Posted 1 year ago

The CEO of CCP Games, the maker of EVE Online and the upcoming EVE Valkyrie, had a conversation with VentureBeat and admitted that he didn’t quite think that VR was going to have as much of a large scale impact as we might think.

Hilmar Veigar Pétursson, CEO of CCP Games, doesn’t believe VR is going to rock the world as much as we might think.

Despite the fact that CCP Games is investing heavily in the future of VR by developing a game that fully integrates VR and all the elements that come with it, the CEO of CCP Games still doubts that VR will be quite the instant overnight success that the media might have you believe (us included).

“People tend to overestimate what we will accomplish in five years. But they tend to underestimate where we’ll be in 10 years.”

– Hilmar Veigar Pétursson

He further goes on to explain how other revolutions of technology took more time than we might have wanted, or than the developers might have wanted, before becoming true successes. The graphics revolution didn’t really begin to have a widespread effect until after 3Dfx was acquired by NVIDIA, which took far more than a year or two to become prolific.

“3D cards took six years to catch on, and phones took 10 years,”

– Hilmar Veigar Pétursson


In fact, VR in some form or another has been around for far longer than we might realize. The ever enthusiastic late Dr. Randy Pausch had a profound impact on the direction of VR simply by virtue of his relationship with Disney. But even before that his hand in VR started in 1998 when he founded his Entertainment Technology Center at Carnegie Mellon which focused on visual storytelling in a virtual realm. 3D interaction was already a concept being explored, and realized.
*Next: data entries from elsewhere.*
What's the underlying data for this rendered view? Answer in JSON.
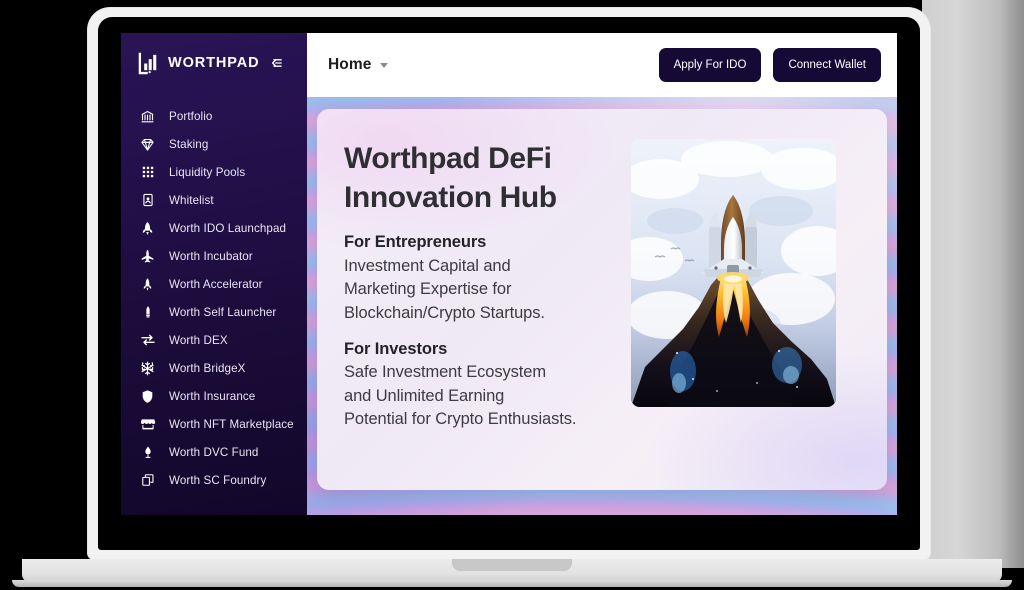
{
  "brand": {
    "name": "WORTHPAD",
    "logo_icon": "worthpad-bars-logo",
    "collapse_icon": "collapse-sidebar-arrow-icon"
  },
  "sidebar": {
    "items": [
      {
        "label": "Portfolio",
        "icon": "bank-icon"
      },
      {
        "label": "Staking",
        "icon": "diamond-icon"
      },
      {
        "label": "Liquidity Pools",
        "icon": "grid-dots-icon"
      },
      {
        "label": "Whitelist",
        "icon": "id-badge-icon"
      },
      {
        "label": "Worth IDO Launchpad",
        "icon": "rocket-icon"
      },
      {
        "label": "Worth Incubator",
        "icon": "jet-plane-icon"
      },
      {
        "label": "Worth Accelerator",
        "icon": "rocket-thin-icon"
      },
      {
        "label": "Worth Self Launcher",
        "icon": "capsule-icon"
      },
      {
        "label": "Worth DEX",
        "icon": "exchange-arrows-icon"
      },
      {
        "label": "Worth BridgeX",
        "icon": "snowflake-icon"
      },
      {
        "label": "Worth Insurance",
        "icon": "shield-icon"
      },
      {
        "label": "Worth NFT Marketplace",
        "icon": "storefront-icon"
      },
      {
        "label": "Worth DVC Fund",
        "icon": "flame-drop-icon"
      },
      {
        "label": "Worth SC Foundry",
        "icon": "copy-layers-icon"
      }
    ]
  },
  "topbar": {
    "menu_label": "Home",
    "caret_icon": "chevron-down-icon",
    "apply_button": "Apply For IDO",
    "connect_button": "Connect Wallet"
  },
  "hero": {
    "title_line1": "Worthpad DeFi",
    "title_line2": "Innovation Hub",
    "entrepreneurs": {
      "heading": "For Entrepreneurs",
      "line1": "Investment Capital and",
      "line2": "Marketing Expertise for",
      "line3": "Blockchain/Crypto Startups."
    },
    "investors": {
      "heading": "For Investors",
      "line1": "Safe Investment Ecosystem",
      "line2": "and Unlimited Earning",
      "line3": "Potential for Crypto Enthusiasts."
    },
    "art_icon": "space-shuttle-launch-illustration"
  },
  "colors": {
    "sidebar_dark": "#22104a",
    "button_dark": "#140a35",
    "card_bg": "#f1ebf7",
    "topbar_bg": "#ffffff"
  }
}
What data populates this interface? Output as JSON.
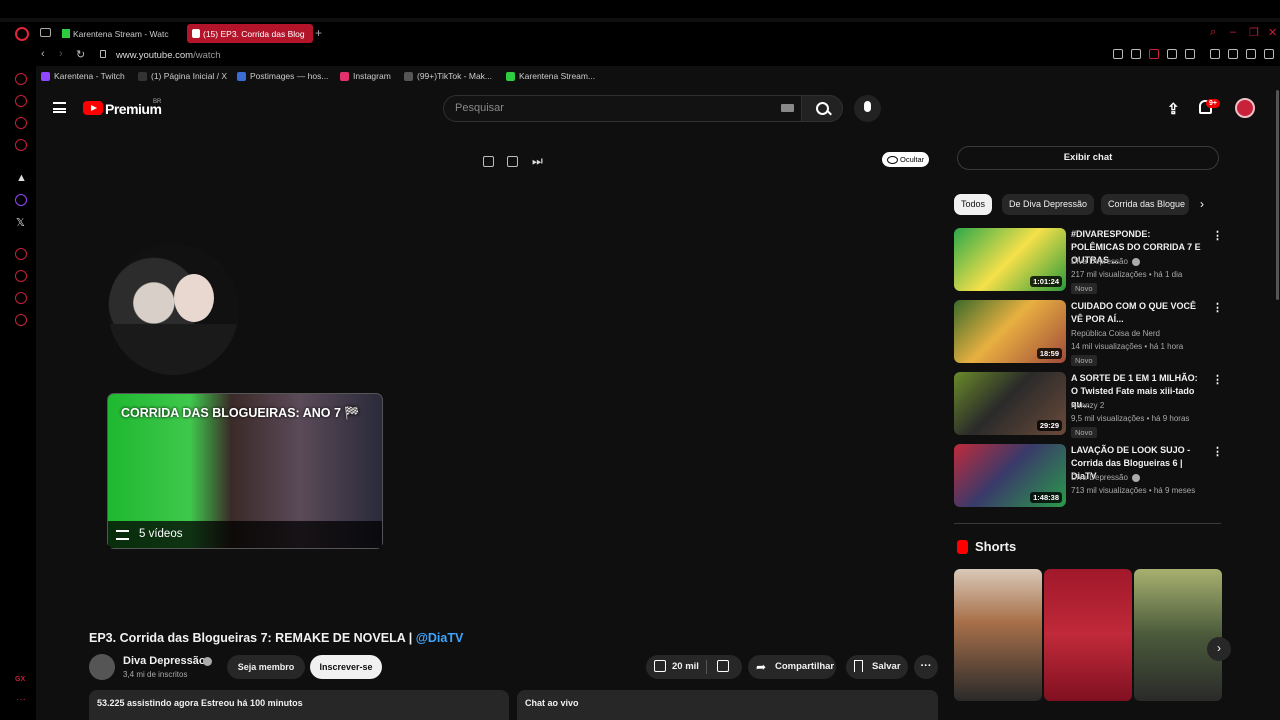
{
  "browser": {
    "tabs": [
      {
        "label": "Karentena Stream - Watc"
      },
      {
        "label": "(15) EP3. Corrida das Blog"
      }
    ],
    "url_host": "www.youtube.com",
    "url_path": "/watch",
    "bookmarks": [
      {
        "label": "Karentena - Twitch",
        "color": "#9146ff"
      },
      {
        "label": "(1) Página Inicial / X",
        "color": "#000000"
      },
      {
        "label": "Postimages — hos...",
        "color": "#3b6bd6"
      },
      {
        "label": "Instagram",
        "color": "#e1306c"
      },
      {
        "label": "(99+)TikTok - Mak...",
        "color": "#222222"
      },
      {
        "label": "Karentena Stream...",
        "color": "#2ecc40"
      }
    ],
    "sidebar_badge": "GX",
    "accent": "#c9203a"
  },
  "header": {
    "logo_label": "Premium",
    "region": "BR",
    "search_placeholder": "Pesquisar",
    "notif_count": "9+"
  },
  "player": {
    "hide_label": "Ocultar",
    "playlist_title": "CORRIDA DAS BLOGUEIRAS: ANO 7 🏁",
    "playlist_count": "5 vídeos"
  },
  "video": {
    "title": "EP3. Corrida das Blogueiras 7: REMAKE DE NOVELA | ",
    "title_tag": "@DiaTV",
    "channel": "Diva Depressão",
    "subs": "3,4 mi de inscritos",
    "member_label": "Seja membro",
    "subscribe_label": "Inscrever-se",
    "likes": "20 mil",
    "share_label": "Compartilhar",
    "save_label": "Salvar",
    "live_info": "53.225 assistindo agora  Estreou há 100 minutos",
    "chat_label": "Chat ao vivo"
  },
  "sidebar": {
    "chat_button": "Exibir chat",
    "chips": [
      "Todos",
      "De Diva Depressão",
      "Corrida das Blogue"
    ],
    "recommendations": [
      {
        "title": "#DIVARESPONDE: POLÊMICAS DO CORRIDA 7 E OUTRAS ...",
        "channel": "Diva Depressão",
        "meta": "217 mil visualizações • há 1 dia",
        "badge": "Novo",
        "duration": "1:01:24",
        "verified": true
      },
      {
        "title": "CUIDADO COM O QUE VOCÊ VÊ POR AÍ...",
        "channel": "República Coisa de Nerd",
        "meta": "14 mil visualizações • há 1 hora",
        "badge": "Novo",
        "duration": "18:59",
        "verified": false
      },
      {
        "title": "A SORTE DE 1 EM 1 MILHÃO: O Twisted Fate mais xiii-tado qu...",
        "channel": "Kennzy 2",
        "meta": "9,5 mil visualizações • há 9 horas",
        "badge": "Novo",
        "duration": "29:29",
        "verified": false
      },
      {
        "title": "LAVAÇÃO DE LOOK SUJO - Corrida das Blogueiras 6 | DiaTV",
        "channel": "Diva Depressão",
        "meta": "713 mil visualizações • há 9 meses",
        "badge": "",
        "duration": "1:48:38",
        "verified": true
      }
    ],
    "shorts_title": "Shorts"
  }
}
Study Reveals More Gamers Intend to Buy VR Devices Despite Concerns Over Price and Motion Sickness

In fact, the innovations we see today stem from the research of Dr. Pausch and others nearly two decades ago, and likely inspired the latest revolution. Perhaps even John Carmack himself was influenced by Dr. Pausch and his human-computer interaction vision.

So Pétursson is certainly right that for any technology to become the norm, or to even become accepted, it takes time. VR is no exception, and has been fighting for a legitimate part of the consumer for the better part of two decades. The reality is that technology is just now becoming cheap enough to make it a reality.

CCP Games looks on their investment in VR as a long-term investment, something that they see the potential in, and they want to take advantage of the uniqueness of the platform and offer something great. That should hopefully spur more consumer adoption. There’s a tremendous amount of potential for an unbelievably immersive experience.

I personally believe that VR will have it’s place one day, but that it might not necessarily be ready for prime-time any time soon. The support and the cost of hardware, no matter the price tag, is prohibitive. Obviously there is little official support for VR headsets as none for the PC are officially released. That and the headset by itself may not necessarily be enough if not paired with the right human-interaction devices to make for a complete experience. But the possibilities are most certainly endless at this point.

What does everyone think of the coming age of VR? Are people excited about it, or is this something that might be similar to putting 3D in TV’s? Will this, too, pass?

Share on Facebook Share on Twitter Share on Reddit